“The grant expands the prison and prison reentry program,” said Nobles.

The program begins in the state’s prisons with risk reduction education and helps HIV-positive prisoners with reentry into the community.

She said that wardens identify good candidates for the program. Then AIDS Arms staff provides a 40-hour training program on how to avoid HIV, TB, STDs and other diseases rampant in the prison populations.

Those prisoners become certified peer educators and are sent back to work with other prisoners to teach risk reduction. The peer counselors have two re-trainings a year.

Over the years, AIDS Arms has trained 800 people who have worked with 65,000 other prisoners, Nobles said.

The agency also does prerelease planning up to six months before an HIV-positive prisoner leaves prison. Counselors make sure prisoners, who are released with just 10 days worth of medications, know where to get their meds.
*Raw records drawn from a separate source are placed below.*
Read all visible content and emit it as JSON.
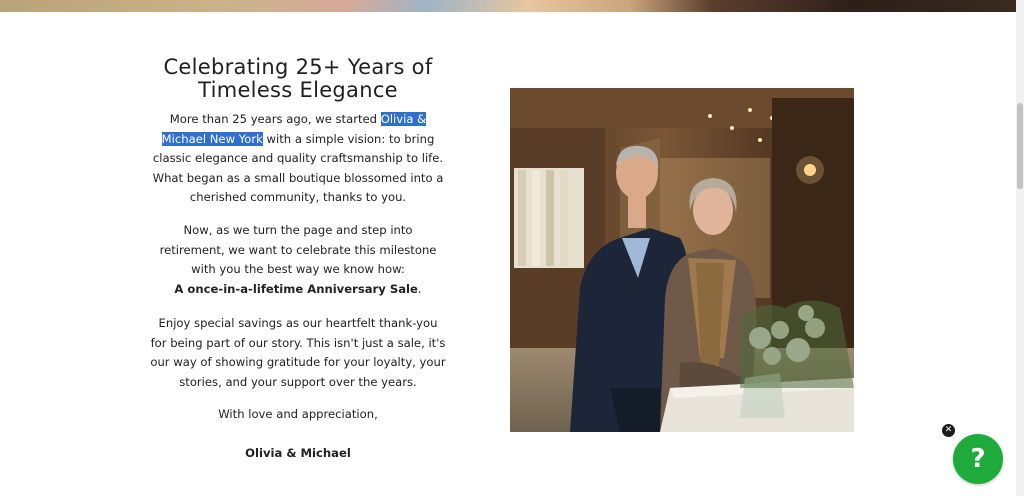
{
  "title_line1": "Celebrating 25+ Years of",
  "title_line2": "Timeless Elegance",
  "p1_before": "More than 25 years ago, we started ",
  "p1_highlight": "Olivia & Michael New York",
  "p1_after": " with a simple vision: to bring classic elegance and quality craftsmanship to life. What began as a small boutique blossomed into a cherished community, thanks to you.",
  "p2_text": "Now, as we turn the page and step into retirement, we want to celebrate this milestone with you the best way we know how:",
  "p2_bold": "A once-in-a-lifetime Anniversary Sale",
  "p2_end": ".",
  "p3_text": "Enjoy special savings as our heartfelt thank-you for being part of our story. This isn't just a sale, it's our way of showing gratitude for your loyalty, your stories, and your support over the years.",
  "closing": "With love and appreciation,",
  "signature": "Olivia & Michael",
  "help_icon_glyph": "?",
  "close_icon_glyph": "✕",
  "colors": {
    "highlight": "#2f6fd0",
    "help_button": "#1faa3c"
  },
  "icons": [
    "close-icon",
    "question-mark-icon"
  ]
}
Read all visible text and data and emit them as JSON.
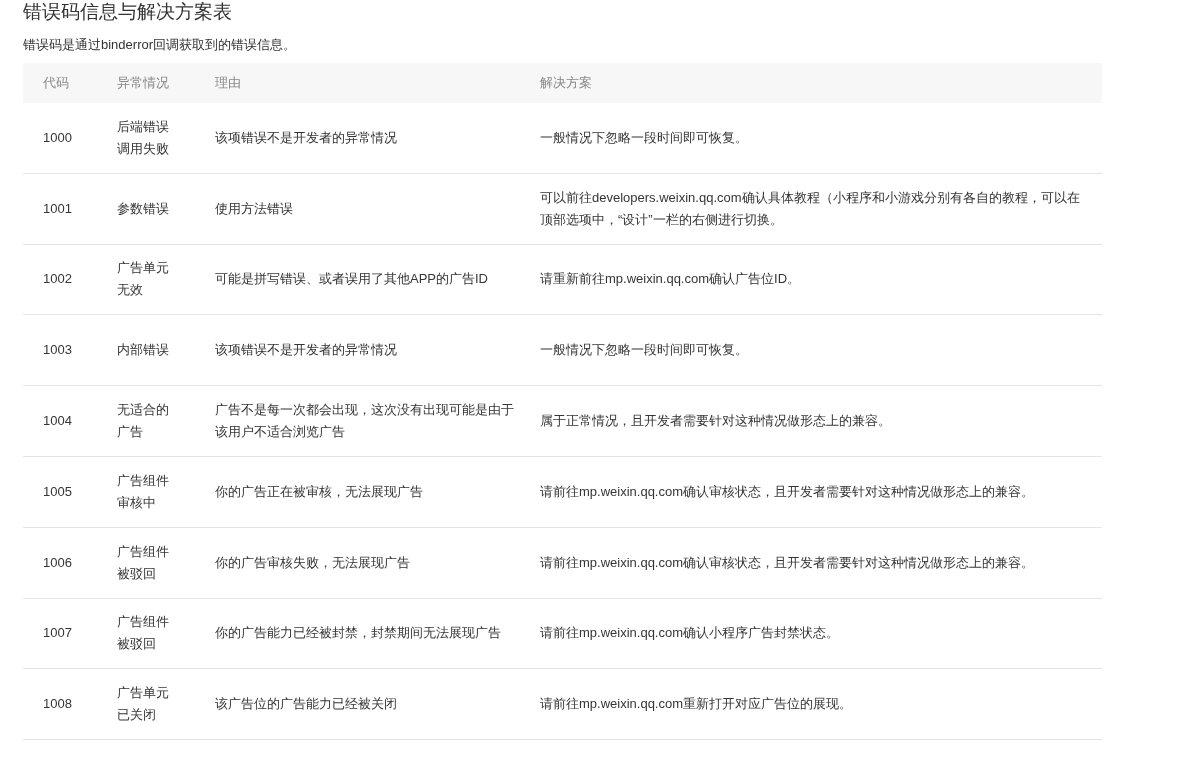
{
  "title": "错误码信息与解决方案表",
  "intro": "错误码是通过binderror回调获取到的错误信息。",
  "table": {
    "columns": [
      "代码",
      "异常情况",
      "理由",
      "解决方案"
    ],
    "rows": [
      {
        "code": "1000",
        "case": "后端错误调用失败",
        "reason": "该项错误不是开发者的异常情况",
        "solution": "一般情况下忽略一段时间即可恢复。"
      },
      {
        "code": "1001",
        "case": "参数错误",
        "reason": "使用方法错误",
        "solution": "可以前往developers.weixin.qq.com确认具体教程（小程序和小游戏分别有各自的教程，可以在顶部选项中，“设计”一栏的右侧进行切换。"
      },
      {
        "code": "1002",
        "case": "广告单元无效",
        "reason": "可能是拼写错误、或者误用了其他APP的广告ID",
        "solution": "请重新前往mp.weixin.qq.com确认广告位ID。"
      },
      {
        "code": "1003",
        "case": "内部错误",
        "reason": "该项错误不是开发者的异常情况",
        "solution": "一般情况下忽略一段时间即可恢复。"
      },
      {
        "code": "1004",
        "case": "无适合的广告",
        "reason": "广告不是每一次都会出现，这次没有出现可能是由于该用户不适合浏览广告",
        "solution": "属于正常情况，且开发者需要针对这种情况做形态上的兼容。"
      },
      {
        "code": "1005",
        "case": "广告组件审核中",
        "reason": "你的广告正在被审核，无法展现广告",
        "solution": "请前往mp.weixin.qq.com确认审核状态，且开发者需要针对这种情况做形态上的兼容。"
      },
      {
        "code": "1006",
        "case": "广告组件被驳回",
        "reason": "你的广告审核失败，无法展现广告",
        "solution": "请前往mp.weixin.qq.com确认审核状态，且开发者需要针对这种情况做形态上的兼容。"
      },
      {
        "code": "1007",
        "case": "广告组件被驳回",
        "reason": "你的广告能力已经被封禁，封禁期间无法展现广告",
        "solution": "请前往mp.weixin.qq.com确认小程序广告封禁状态。"
      },
      {
        "code": "1008",
        "case": "广告单元已关闭",
        "reason": "该广告位的广告能力已经被关闭",
        "solution": "请前往mp.weixin.qq.com重新打开对应广告位的展现。"
      }
    ]
  }
}
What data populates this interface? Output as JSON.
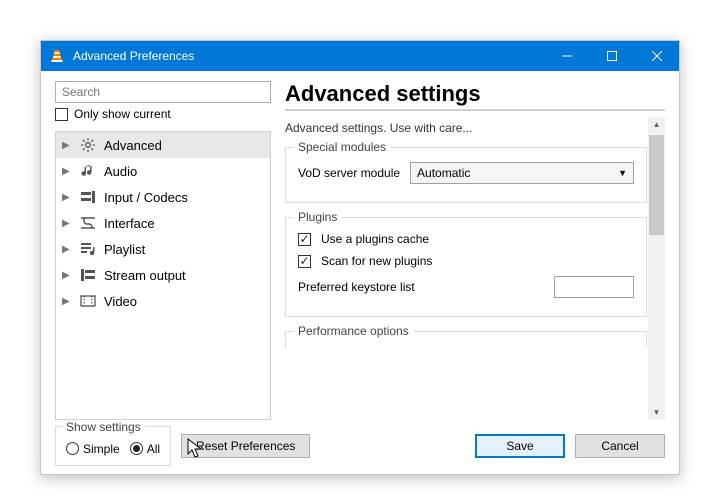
{
  "window": {
    "title": "Advanced Preferences"
  },
  "search": {
    "placeholder": "Search"
  },
  "only_show_current": "Only show current",
  "tree": {
    "items": [
      {
        "label": "Advanced"
      },
      {
        "label": "Audio"
      },
      {
        "label": "Input / Codecs"
      },
      {
        "label": "Interface"
      },
      {
        "label": "Playlist"
      },
      {
        "label": "Stream output"
      },
      {
        "label": "Video"
      }
    ]
  },
  "content": {
    "heading": "Advanced settings",
    "subtitle": "Advanced settings. Use with care...",
    "special": {
      "legend": "Special modules",
      "vod_label": "VoD server module",
      "vod_value": "Automatic"
    },
    "plugins": {
      "legend": "Plugins",
      "use_cache": "Use a plugins cache",
      "scan_new": "Scan for new plugins",
      "keystore_label": "Preferred keystore list"
    },
    "performance": {
      "legend": "Performance options"
    }
  },
  "bottom": {
    "show_settings": "Show settings",
    "simple": "Simple",
    "all": "All",
    "reset": "Reset Preferences",
    "save": "Save",
    "cancel": "Cancel"
  }
}
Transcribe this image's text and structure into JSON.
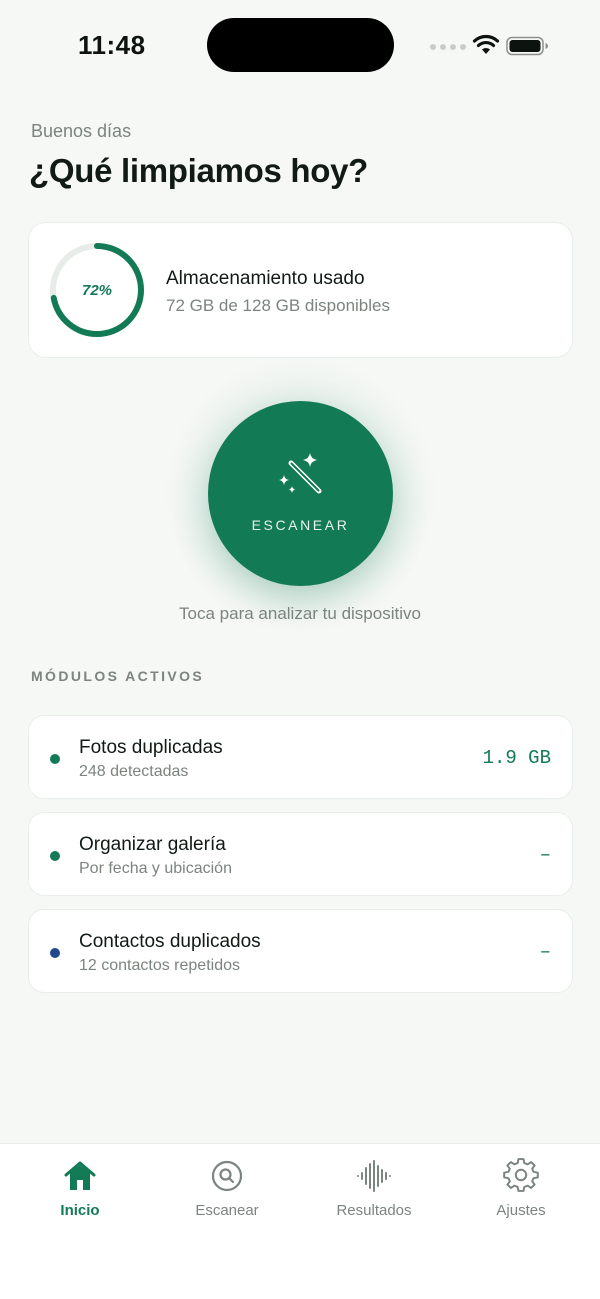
{
  "status_bar": {
    "time": "11:48"
  },
  "header": {
    "greeting": "Buenos días",
    "title": "¿Qué limpiamos hoy?"
  },
  "storage": {
    "percent_label": "72%",
    "percent_used": 0.72,
    "title": "Almacenamiento usado",
    "subtitle": "72 GB de 128 GB disponibles"
  },
  "scan": {
    "button_label": "ESCANEAR",
    "hint": "Toca para analizar tu dispositivo"
  },
  "modules": {
    "section_title": "MÓDULOS ACTIVOS",
    "items": [
      {
        "title": "Fotos duplicadas",
        "subtitle": "248 detectadas",
        "value": "1.9 GB",
        "dot_color": "#137A56"
      },
      {
        "title": "Organizar galería",
        "subtitle": "Por fecha y ubicación",
        "value": "–",
        "dot_color": "#137A56"
      },
      {
        "title": "Contactos duplicados",
        "subtitle": "12 contactos repetidos",
        "value": "–",
        "dot_color": "#1F4A8C"
      }
    ]
  },
  "tabs": [
    {
      "label": "Inicio",
      "icon": "home-icon",
      "active": true
    },
    {
      "label": "Escanear",
      "icon": "search-icon",
      "active": false
    },
    {
      "label": "Resultados",
      "icon": "waveform-icon",
      "active": false
    },
    {
      "label": "Ajustes",
      "icon": "gear-icon",
      "active": false
    }
  ],
  "colors": {
    "accent": "#137A56",
    "background": "#F6F8F6",
    "muted_text": "#7B847F",
    "contacts_dot": "#1F4A8C"
  }
}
They arrange housing, medical appointments at Peabody Clinic, counseling, family reunification planning and further risk-reduction training.

“And when they’re released and land at the Greyhound station downtown, we meet them with a bag of stuff — condoms, HIV wellness info, toiletries — to get them through the next few days,” Nobles said.

Nobles said her staff members are not the only ones meeting these people at the bus station. Dealers selling drugs and prostitutes offering sex, among others, are there to meet the prisoners. She said about half of the former prisoners they meet downtown welcome the help from the AIDS Arms caseworkers.

“We’ve got to get to them first,” she said.

The CDC grant specifically targets HIV intervention for both negative, at-risk populations and HIV-positive prisoners. With it, AIDS Arms will be able to increase its Free World Bound staff by two, Nobles said.

Nobles said the program began when AIDS Arm staffers noticed people recently released from prison who were coming to AIDS Arms and were extremely sick.

“There was no treatment in prison for years,” she said.

Getting them back to any health baseline was extremely difficult, she said.

“To change that, we had to get to these folks years before they were released,” Nobles said.

Three of the employees of the agency are former prisoners who began as peer educators in prison before their release. Nobles said they hired them for a number of reasons.

“We wanted to show our clients solid role models,” she said. “We will never fully understand, but these three have fully integrated into the community. They take their meds, go to doctors’ appointments, and have cars, homes. They’re extremely effective.”

Nobles said the prison intervention should help with risk reduction in the gay community as well.

Without intervention, she said, “Within 48 hours of release, those prisoners will have unprotected sex with two people.”
Nobles said her agency’s own anecdotal evidence backs up the statistics from CDC.

“We’ve got to get to them first,” she said, stressing the importance of handing them the bag that includes the condoms. She said that many did get the message about prevention, but buying condoms right after getting off the bus from prison wasn’t a priority.

Nobles said a final portion of the prison program was getting people into job training and getting them to work.

She said AIDS Arms partners with a number of other organizations that specialize in finding employment for recently released felons.

While the unemployment rate among released prisoners is much higher, the rate for AIDS Arms clients hovers between 15 and 17 percent, Nobles said.

Texas has the second largest HIV positive prison population in the United States. Each month about 30 HIV-positive prisoners are released to the Dallas County.

This article appeared in the Dallas Voice print edition August 13, 2010.

—  Kevin Thomas